The Testimonium Flavianum is a passage within book 18 of the Antiquities of the Jews which is used as a reference to a historical Jesus. This passage is probably, most likely an interpolation and not merely parts of the passage but, the whole passage is an addition by Christian apologetics most like after the 4th century CE. The obvious interpolations are the ones that plainly portray Josephus as a Christian, when in fact; Josephus was a supporter of Judaism (read his autobiography Vita). Now there was about this time Jesus, a wise man IF IT BE LAWFUL TO CALL HIM A MAN, for he was a doer of wonderful works, A TEACHER OF SUCH MEN AS RECEIVE THE TRUTH WITH PLEASURE. He drew many after him BOTH OF THE JEWS AND THE GENTILES. HE WAS THE CHRIST. When Pilate, at the suggestion of the principal men among us, had condemned him to the cross, those that loved him at the first did not forsake him, FOR HE APPEARED TO THEM ALIVE AGAIN THE THIRD DAY, AS THE DIVINE PROPHETS HAD FORETOLD THESE AND THEN THOUSAND OTHER WONDERFUL THINGS ABOUT HIM, and the tribe of Christians, so named from him, are not extinct at this day.The statement, if it be lawful to call him a man,implies that Jesus was not simply a man (divine) which is contrary to Judaism. The statement,he was the Christ, is contrary to the destruction of the Jewish temple and the Jewish Messiah’s commission. The statement, a teacher of such men as receive the truth with please,implies that Jesus taught the truth but, how can Josephus support a man supposedly executed for blasphemy against Judaism. The statement,for he appeared to them… clearly has Josephus supporting the Christian account which is outlandish. Even if we remove these interpolations, we have more problems. How does …and the tribe of Christian, so named from him…follow how that he was the Christ, is removed? Christians are going to have been named from Christ. In the first book of Antiquities of the Jews, Josephus have several, and this group of people were named for this person, type of statements and he is always sure to mention a name that sounds very analogous to that of the group of people and when the name is different Josephus explains it thoroughly (Book 1, Chapter 6). If Christian is derived from Jesus then Josephus would have explained it thoroughly. If you take the context into consideration then the left over core passage does not make sense. Antiquities 18.3.4 starts, about the same time also another sad calamity put the Jews into disorder.The death of Jesus would not be a calamity to the Jews. Antiquities 18.3.2 talks about the Jewish rebellion against Pontius Pilate, and how Pilate ordered his soldiers to brutally end the rebellion which if followed by Antiquities 18.3.4 makes ideal sense as the first tragedy that put the Jews into disorder and not the death of Jesus, Antiquities 18.3.3. The phrase, wonderful works, is not once used by Josephus and he was very repetitive in his texts but, the same phrase is used by early Christian apologists (like Origen). The passage (paragraph) does not follow the style of Josephus who gives important figures at least a page. Even if a core passage mentions Jesus, Josephus was not an eye-witness and would be purely hearsay.

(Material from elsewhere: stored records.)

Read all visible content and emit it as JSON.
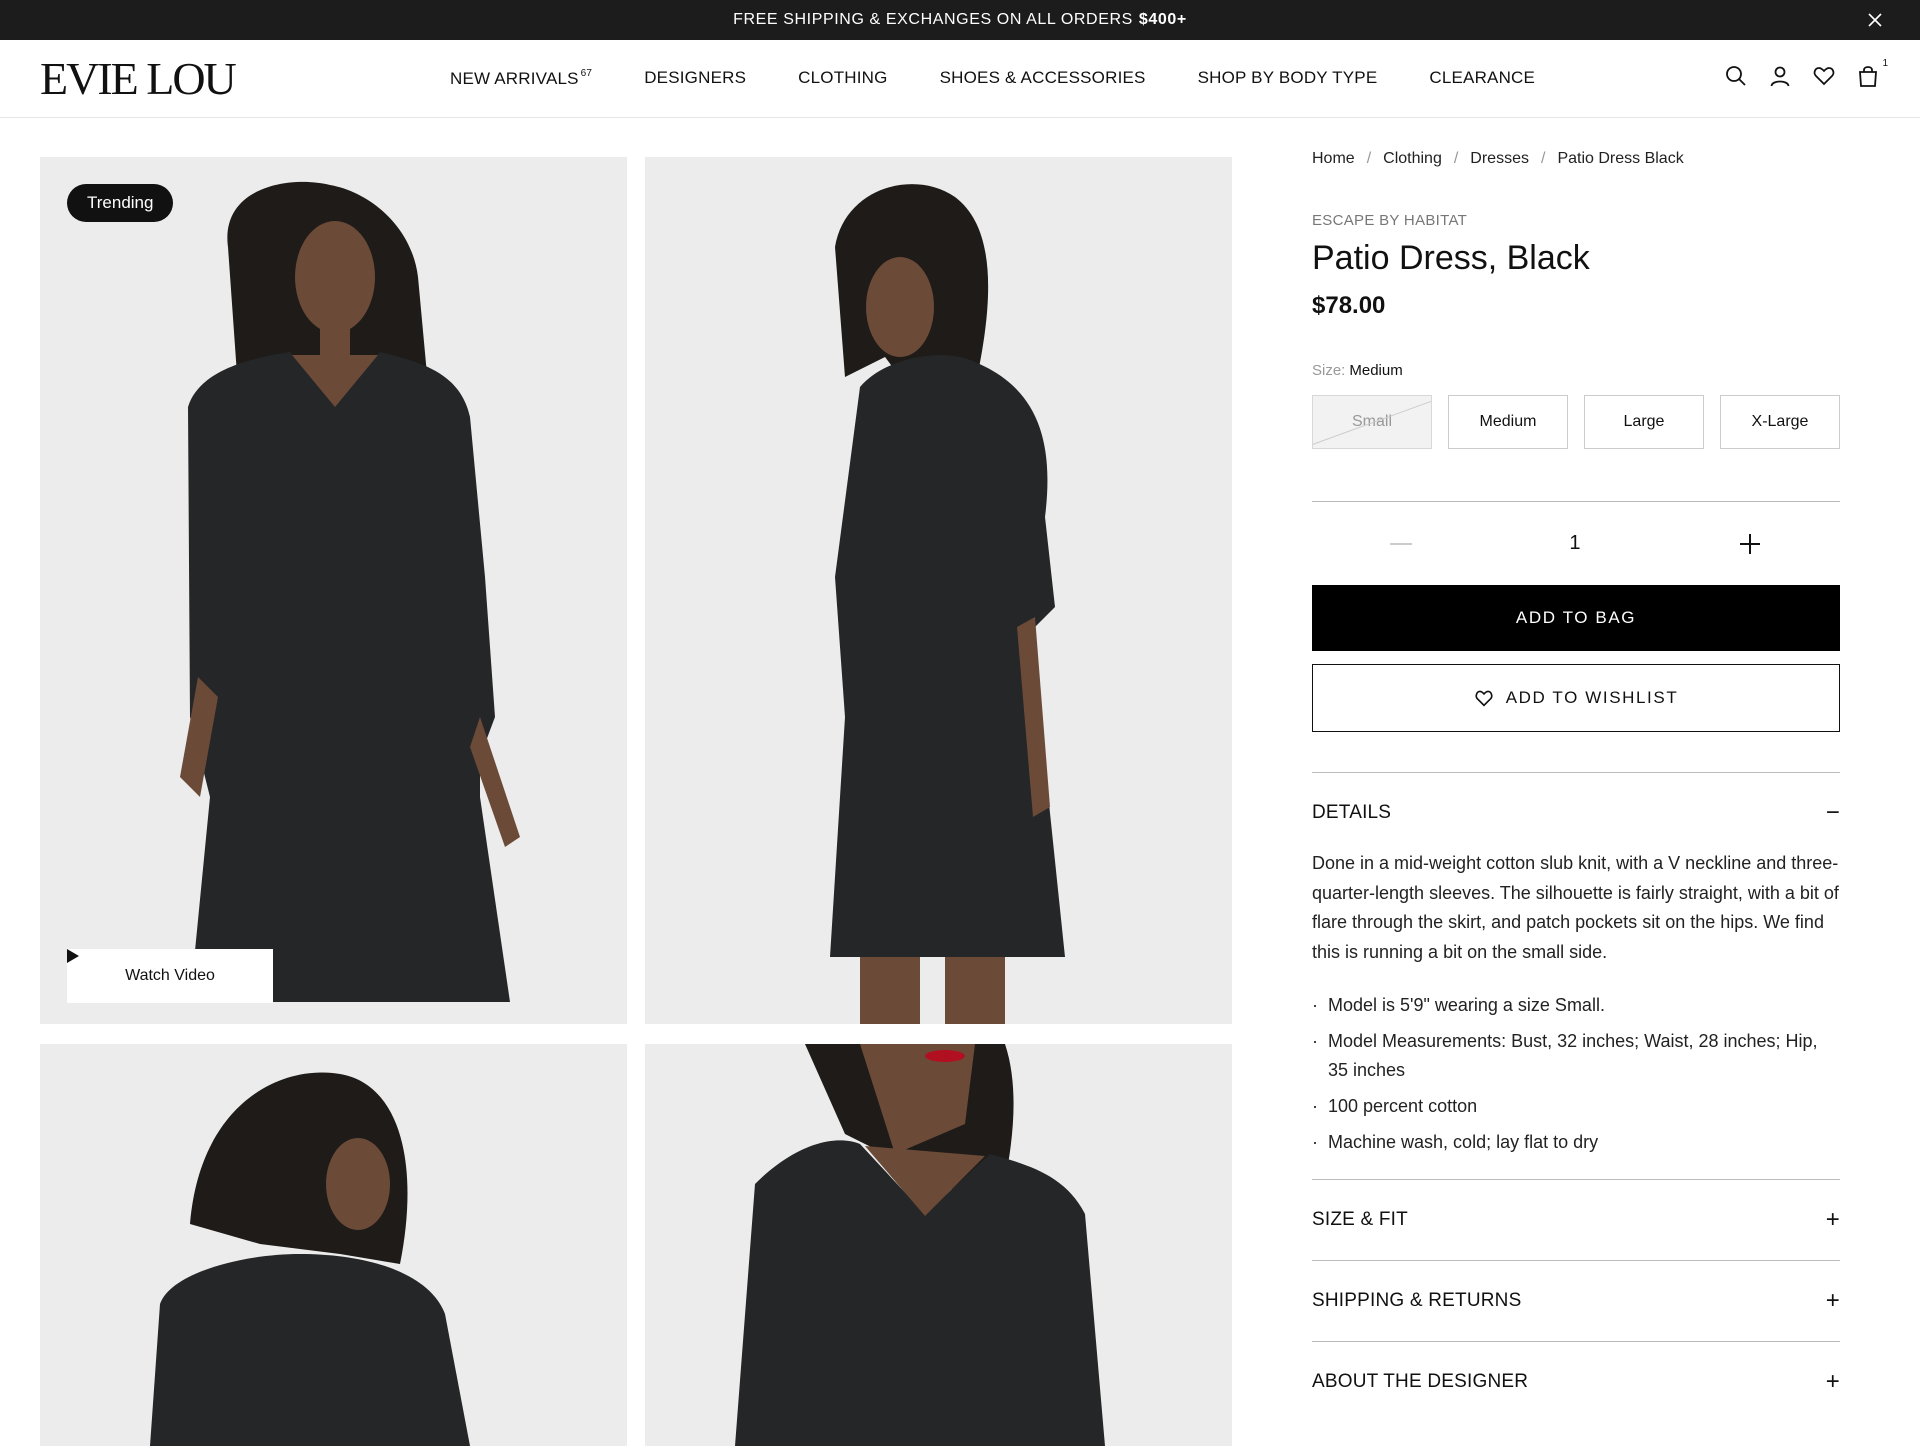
{
  "announcement": {
    "text": "FREE SHIPPING & EXCHANGES ON ALL ORDERS",
    "amount": "$400+"
  },
  "logo": "EVIE LOU",
  "nav": {
    "items": [
      {
        "label": "NEW ARRIVALS",
        "count": "67"
      },
      {
        "label": "DESIGNERS"
      },
      {
        "label": "CLOTHING"
      },
      {
        "label": "SHOES & ACCESSORIES"
      },
      {
        "label": "SHOP BY BODY TYPE"
      },
      {
        "label": "CLEARANCE"
      }
    ],
    "bag_count": "1"
  },
  "gallery": {
    "badge": "Trending",
    "watch_video": "Watch Video"
  },
  "breadcrumb": [
    "Home",
    "Clothing",
    "Dresses",
    "Patio Dress Black"
  ],
  "product": {
    "brand": "ESCAPE BY HABITAT",
    "title": "Patio Dress, Black",
    "price": "$78.00",
    "size_label": "Size:",
    "selected_size": "Medium",
    "sizes": [
      "Small",
      "Medium",
      "Large",
      "X-Large"
    ],
    "quantity": "1",
    "add_to_bag": "ADD TO BAG",
    "add_to_wishlist": "ADD TO WISHLIST"
  },
  "details": {
    "heading": "DETAILS",
    "sign": "−",
    "description": "Done in a mid-weight cotton slub knit, with a V neckline and three-quarter-length sleeves. The silhouette is fairly straight, with a bit of flare through the skirt, and patch pockets sit on the hips. We find this is running a bit on the small side.",
    "bullets": [
      "Model is 5'9\" wearing a size Small.",
      "Model Measurements: Bust, 32 inches; Waist, 28 inches; Hip, 35 inches",
      "100 percent cotton",
      "Machine wash, cold; lay flat to dry"
    ]
  },
  "accordions": [
    {
      "heading": "SIZE & FIT",
      "sign": "+"
    },
    {
      "heading": "SHIPPING & RETURNS",
      "sign": "+"
    },
    {
      "heading": "ABOUT THE DESIGNER",
      "sign": "+"
    }
  ],
  "colors": {
    "announce_bg": "#1c1c1c",
    "button_bg": "#000000",
    "photo_bg": "#e9e9e9"
  }
}
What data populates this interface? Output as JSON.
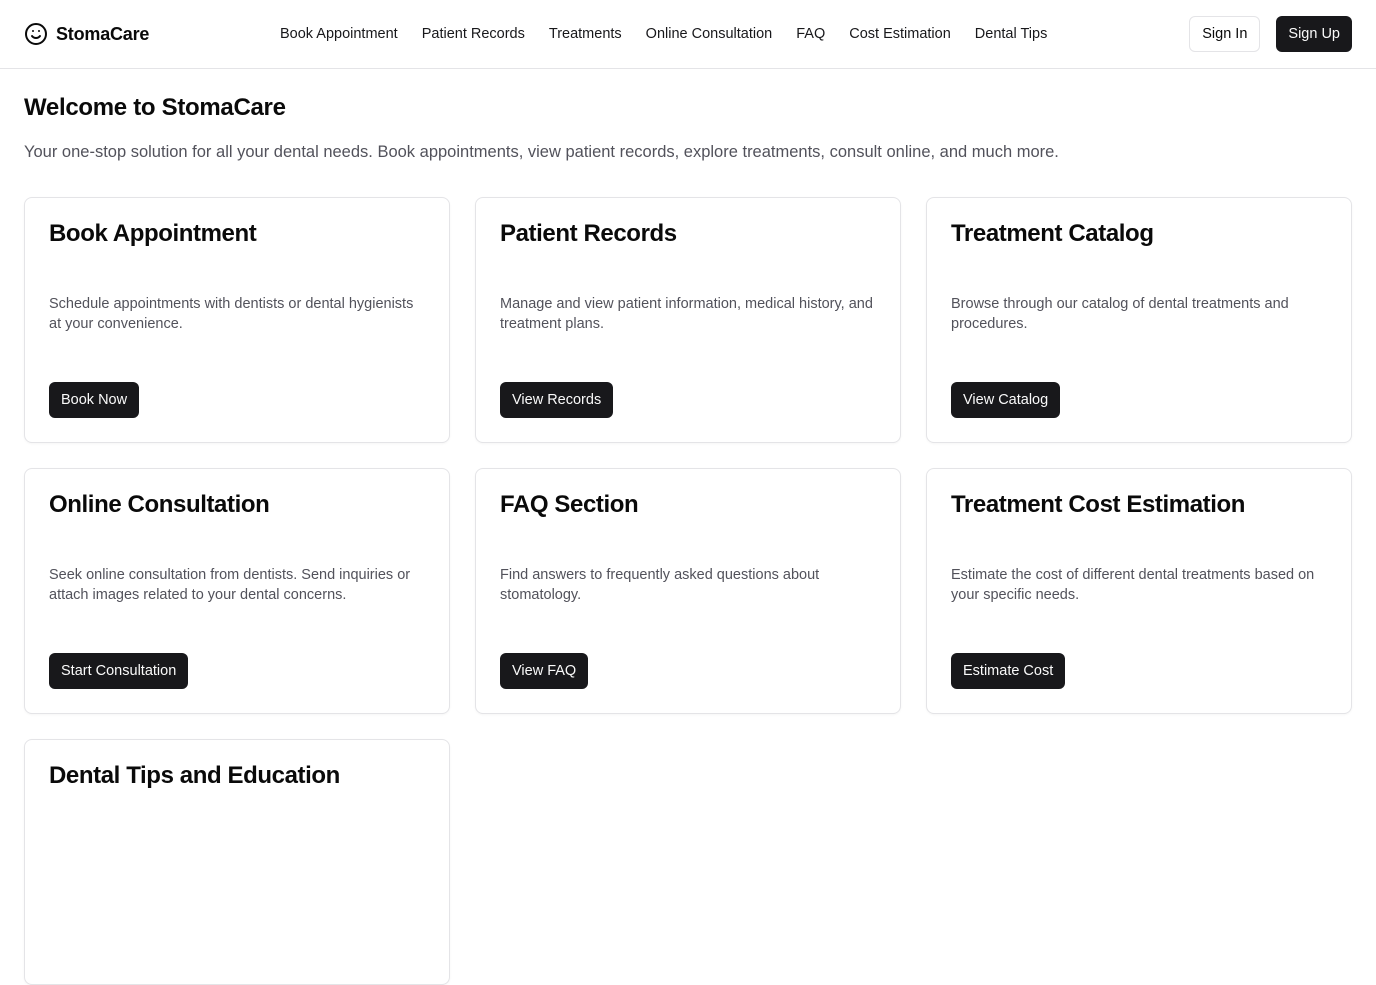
{
  "brand": {
    "name": "StomaCare",
    "icon": "smile-icon"
  },
  "nav": {
    "items": [
      {
        "label": "Book Appointment"
      },
      {
        "label": "Patient Records"
      },
      {
        "label": "Treatments"
      },
      {
        "label": "Online Consultation"
      },
      {
        "label": "FAQ"
      },
      {
        "label": "Cost Estimation"
      },
      {
        "label": "Dental Tips"
      }
    ]
  },
  "auth": {
    "sign_in": "Sign In",
    "sign_up": "Sign Up"
  },
  "hero": {
    "title": "Welcome to StomaCare",
    "subtitle": "Your one-stop solution for all your dental needs. Book appointments, view patient records, explore treatments, consult online, and much more."
  },
  "cards": [
    {
      "title": "Book Appointment",
      "description": "Schedule appointments with dentists or dental hygienists at your convenience.",
      "button": "Book Now"
    },
    {
      "title": "Patient Records",
      "description": "Manage and view patient information, medical history, and treatment plans.",
      "button": "View Records"
    },
    {
      "title": "Treatment Catalog",
      "description": "Browse through our catalog of dental treatments and procedures.",
      "button": "View Catalog"
    },
    {
      "title": "Online Consultation",
      "description": "Seek online consultation from dentists. Send inquiries or attach images related to your dental concerns.",
      "button": "Start Consultation"
    },
    {
      "title": "FAQ Section",
      "description": "Find answers to frequently asked questions about stomatology.",
      "button": "View FAQ"
    },
    {
      "title": "Treatment Cost Estimation",
      "description": "Estimate the cost of different dental treatments based on your specific needs.",
      "button": "Estimate Cost"
    },
    {
      "title": "Dental Tips and Education"
    }
  ],
  "colors": {
    "primary": "#18181b",
    "border": "#e4e4e7",
    "muted_text": "#52525b",
    "background": "#ffffff"
  }
}
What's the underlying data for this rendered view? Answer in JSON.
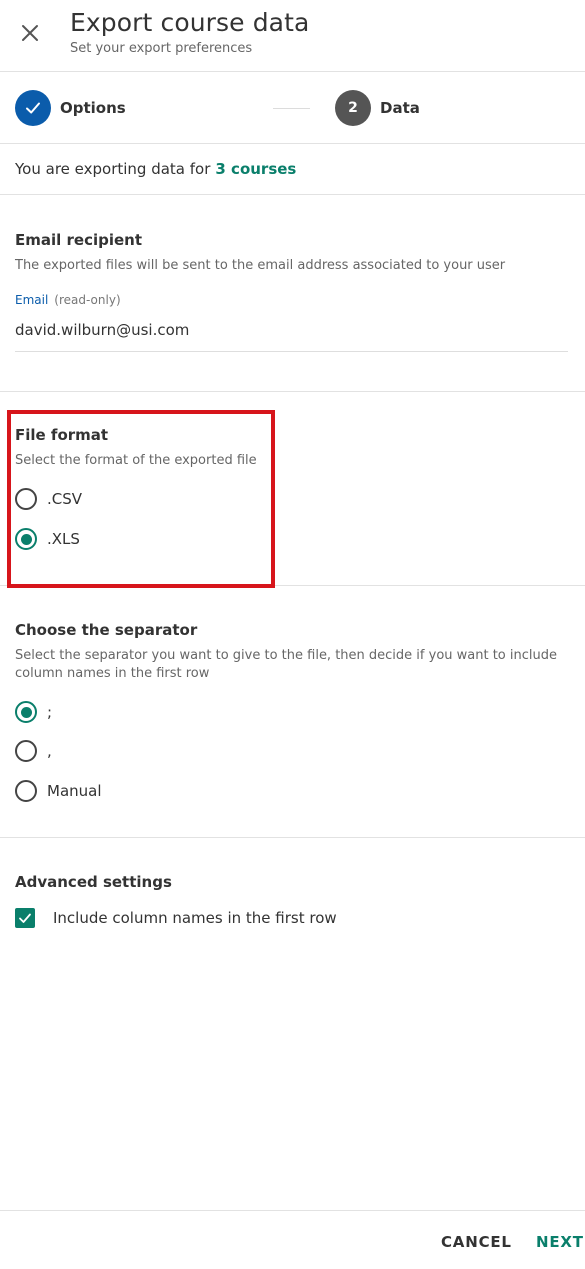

The second less known passage that mentions Jesus is also from Antiquities of the Jews (Book 20, Chapter 9). …Festus was now dead, and Albinus was but upon the road; so he assembled the Sanhedrin of judges, and brought before them the brother of Jesus, who was called Christ, whose name was James, and some others, [or, some of his companions]; and when he had formed an accusation against them as breakers of the law, he delivered them to be stoned… Side-Note: Hegesippus and Clement of Alexandria both agree on the account of James but, they disagree with Josephus. I believe this passage was mostly written by Josephus, minus who was called Christ, but, the Jesus of this passage is Jesus, son of Damneus (high-priest) who is mentioned in Chapter 9. …on which King Agrippa took the high priesthood from him [Ananus], when he had ruled but three months, and made Jesus, the son of Damneus, high priest.

Filed by Frank at September 25th, 2008 under Religion

Leave a comment